→ What you will do:
Search term "Books": please show all lines in the listing that contain it.

→ Records supplied:
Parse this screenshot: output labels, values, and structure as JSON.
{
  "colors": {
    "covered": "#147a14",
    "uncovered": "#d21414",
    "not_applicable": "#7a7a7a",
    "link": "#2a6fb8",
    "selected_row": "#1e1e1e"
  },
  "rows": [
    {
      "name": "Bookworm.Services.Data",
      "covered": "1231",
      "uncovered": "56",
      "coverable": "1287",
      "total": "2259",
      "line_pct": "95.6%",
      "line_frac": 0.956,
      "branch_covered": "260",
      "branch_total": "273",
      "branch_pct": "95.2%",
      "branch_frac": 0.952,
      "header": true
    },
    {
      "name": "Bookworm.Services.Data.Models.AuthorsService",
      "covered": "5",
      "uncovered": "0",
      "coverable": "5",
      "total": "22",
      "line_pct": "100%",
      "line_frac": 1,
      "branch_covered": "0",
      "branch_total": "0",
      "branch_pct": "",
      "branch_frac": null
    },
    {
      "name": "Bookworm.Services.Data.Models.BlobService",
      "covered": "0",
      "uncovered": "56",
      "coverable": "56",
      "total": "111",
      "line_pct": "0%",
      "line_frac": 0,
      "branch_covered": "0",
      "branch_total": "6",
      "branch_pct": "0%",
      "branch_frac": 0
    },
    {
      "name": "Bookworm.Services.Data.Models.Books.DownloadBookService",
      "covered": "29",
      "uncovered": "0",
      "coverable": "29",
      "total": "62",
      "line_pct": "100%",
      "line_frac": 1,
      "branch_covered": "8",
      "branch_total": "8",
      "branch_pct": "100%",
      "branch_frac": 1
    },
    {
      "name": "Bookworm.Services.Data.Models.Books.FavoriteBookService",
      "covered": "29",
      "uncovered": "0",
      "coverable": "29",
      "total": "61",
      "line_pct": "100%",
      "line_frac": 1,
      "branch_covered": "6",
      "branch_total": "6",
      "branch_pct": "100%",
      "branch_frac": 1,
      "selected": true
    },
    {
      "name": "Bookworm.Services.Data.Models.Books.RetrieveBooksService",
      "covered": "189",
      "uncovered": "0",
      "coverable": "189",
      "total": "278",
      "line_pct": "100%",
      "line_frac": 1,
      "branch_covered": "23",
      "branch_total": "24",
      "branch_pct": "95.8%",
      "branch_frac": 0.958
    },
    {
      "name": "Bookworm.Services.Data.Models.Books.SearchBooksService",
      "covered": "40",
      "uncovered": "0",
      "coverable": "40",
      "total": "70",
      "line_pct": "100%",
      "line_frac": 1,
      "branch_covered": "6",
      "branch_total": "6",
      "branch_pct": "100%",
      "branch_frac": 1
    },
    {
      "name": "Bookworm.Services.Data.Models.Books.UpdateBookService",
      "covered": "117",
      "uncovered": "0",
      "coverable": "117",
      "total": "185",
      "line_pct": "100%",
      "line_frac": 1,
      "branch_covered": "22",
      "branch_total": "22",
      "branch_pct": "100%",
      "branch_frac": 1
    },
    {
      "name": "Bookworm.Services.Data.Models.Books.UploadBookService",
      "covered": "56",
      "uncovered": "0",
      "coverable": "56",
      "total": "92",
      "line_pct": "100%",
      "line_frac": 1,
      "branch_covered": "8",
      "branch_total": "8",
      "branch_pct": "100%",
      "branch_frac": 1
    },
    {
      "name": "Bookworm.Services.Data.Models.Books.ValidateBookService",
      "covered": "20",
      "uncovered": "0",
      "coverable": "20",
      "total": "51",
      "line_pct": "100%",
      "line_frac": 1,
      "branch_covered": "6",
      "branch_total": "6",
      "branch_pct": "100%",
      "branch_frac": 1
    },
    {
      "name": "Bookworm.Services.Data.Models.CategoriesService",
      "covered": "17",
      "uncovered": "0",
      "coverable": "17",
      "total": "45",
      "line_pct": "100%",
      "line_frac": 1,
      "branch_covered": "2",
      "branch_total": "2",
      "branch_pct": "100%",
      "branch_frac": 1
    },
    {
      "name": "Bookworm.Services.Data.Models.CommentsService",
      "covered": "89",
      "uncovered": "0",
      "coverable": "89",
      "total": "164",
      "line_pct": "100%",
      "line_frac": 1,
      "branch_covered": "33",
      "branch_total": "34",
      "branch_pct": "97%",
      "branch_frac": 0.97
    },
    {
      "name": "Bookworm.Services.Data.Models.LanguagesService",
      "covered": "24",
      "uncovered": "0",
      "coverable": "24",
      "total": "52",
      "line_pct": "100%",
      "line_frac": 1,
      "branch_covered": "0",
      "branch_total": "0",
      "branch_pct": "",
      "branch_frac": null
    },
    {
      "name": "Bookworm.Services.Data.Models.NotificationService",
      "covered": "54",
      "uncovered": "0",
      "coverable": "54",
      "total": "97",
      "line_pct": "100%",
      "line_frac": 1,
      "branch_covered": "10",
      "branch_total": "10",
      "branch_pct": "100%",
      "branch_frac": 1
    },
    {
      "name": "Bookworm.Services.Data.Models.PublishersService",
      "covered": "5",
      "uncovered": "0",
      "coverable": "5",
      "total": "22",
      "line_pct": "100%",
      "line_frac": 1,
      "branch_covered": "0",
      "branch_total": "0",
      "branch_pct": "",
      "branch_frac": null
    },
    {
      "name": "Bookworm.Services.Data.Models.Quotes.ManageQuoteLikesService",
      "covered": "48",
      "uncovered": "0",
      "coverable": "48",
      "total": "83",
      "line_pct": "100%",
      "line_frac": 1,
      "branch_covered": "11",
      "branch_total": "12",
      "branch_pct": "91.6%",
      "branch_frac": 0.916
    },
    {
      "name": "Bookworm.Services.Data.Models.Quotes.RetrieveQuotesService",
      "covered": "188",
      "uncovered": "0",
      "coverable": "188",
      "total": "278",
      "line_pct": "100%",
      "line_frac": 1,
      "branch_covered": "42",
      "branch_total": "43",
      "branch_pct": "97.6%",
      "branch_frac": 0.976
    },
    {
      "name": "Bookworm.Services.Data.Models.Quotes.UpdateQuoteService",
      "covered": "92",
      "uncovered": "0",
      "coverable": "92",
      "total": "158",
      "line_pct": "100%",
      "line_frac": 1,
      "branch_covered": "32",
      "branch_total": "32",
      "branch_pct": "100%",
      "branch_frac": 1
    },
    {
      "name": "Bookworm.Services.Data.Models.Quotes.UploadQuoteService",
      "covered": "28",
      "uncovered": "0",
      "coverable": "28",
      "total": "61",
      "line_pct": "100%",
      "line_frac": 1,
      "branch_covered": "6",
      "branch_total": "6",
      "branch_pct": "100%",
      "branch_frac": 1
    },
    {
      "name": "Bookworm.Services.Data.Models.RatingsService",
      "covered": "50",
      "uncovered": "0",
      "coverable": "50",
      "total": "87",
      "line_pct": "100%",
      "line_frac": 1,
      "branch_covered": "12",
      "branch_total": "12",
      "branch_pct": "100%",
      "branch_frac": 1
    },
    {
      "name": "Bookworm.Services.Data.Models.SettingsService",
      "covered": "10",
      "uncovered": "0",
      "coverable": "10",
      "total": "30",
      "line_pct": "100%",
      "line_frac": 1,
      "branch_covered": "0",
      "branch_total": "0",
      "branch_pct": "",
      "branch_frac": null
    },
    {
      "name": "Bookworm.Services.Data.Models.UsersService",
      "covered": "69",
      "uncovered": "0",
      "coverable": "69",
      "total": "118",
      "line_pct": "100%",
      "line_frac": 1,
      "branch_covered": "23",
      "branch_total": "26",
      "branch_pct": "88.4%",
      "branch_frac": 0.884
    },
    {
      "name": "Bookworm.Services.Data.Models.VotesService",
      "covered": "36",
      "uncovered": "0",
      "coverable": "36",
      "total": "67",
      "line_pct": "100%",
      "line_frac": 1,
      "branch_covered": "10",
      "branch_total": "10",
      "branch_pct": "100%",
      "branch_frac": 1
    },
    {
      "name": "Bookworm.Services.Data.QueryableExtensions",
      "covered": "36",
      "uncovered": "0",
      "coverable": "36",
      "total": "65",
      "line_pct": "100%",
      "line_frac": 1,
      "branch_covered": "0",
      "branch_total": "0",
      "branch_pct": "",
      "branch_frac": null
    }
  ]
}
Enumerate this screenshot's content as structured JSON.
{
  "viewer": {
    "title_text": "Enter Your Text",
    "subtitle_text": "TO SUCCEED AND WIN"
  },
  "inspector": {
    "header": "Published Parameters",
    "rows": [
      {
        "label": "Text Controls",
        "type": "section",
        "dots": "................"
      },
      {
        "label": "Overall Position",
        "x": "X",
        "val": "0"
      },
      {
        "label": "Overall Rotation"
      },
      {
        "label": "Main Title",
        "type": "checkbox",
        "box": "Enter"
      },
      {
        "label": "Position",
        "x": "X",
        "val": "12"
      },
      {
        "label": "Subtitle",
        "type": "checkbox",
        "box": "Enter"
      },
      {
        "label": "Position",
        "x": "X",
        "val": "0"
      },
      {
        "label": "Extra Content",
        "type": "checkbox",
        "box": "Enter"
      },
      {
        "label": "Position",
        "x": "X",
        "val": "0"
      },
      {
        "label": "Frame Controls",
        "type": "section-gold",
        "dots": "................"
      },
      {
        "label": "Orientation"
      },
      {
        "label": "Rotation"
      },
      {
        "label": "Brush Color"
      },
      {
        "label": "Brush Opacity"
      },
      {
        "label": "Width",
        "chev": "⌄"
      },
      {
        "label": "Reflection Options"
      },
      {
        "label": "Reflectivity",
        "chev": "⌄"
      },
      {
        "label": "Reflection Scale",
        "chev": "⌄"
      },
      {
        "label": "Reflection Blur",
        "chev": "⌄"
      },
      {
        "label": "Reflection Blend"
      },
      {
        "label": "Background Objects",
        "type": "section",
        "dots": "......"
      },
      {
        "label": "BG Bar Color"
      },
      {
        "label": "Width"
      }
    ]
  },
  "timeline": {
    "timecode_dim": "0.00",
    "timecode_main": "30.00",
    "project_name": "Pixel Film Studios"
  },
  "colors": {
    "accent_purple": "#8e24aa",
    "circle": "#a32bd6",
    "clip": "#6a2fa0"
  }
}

→ Response area:
      "name": "Bookworm.Services.Data.Models.Books.DownloadBookService",
      "name": "Bookworm.Services.Data.Models.Books.FavoriteBookService",
      "name": "Bookworm.Services.Data.Models.Books.RetrieveBooksService",
      "name": "Bookworm.Services.Data.Models.Books.SearchBooksService",
      "name": "Bookworm.Services.Data.Models.Books.UpdateBookService",
      "name": "Bookworm.Services.Data.Models.Books.UploadBookService",
      "name": "Bookworm.Services.Data.Models.Books.ValidateBookService",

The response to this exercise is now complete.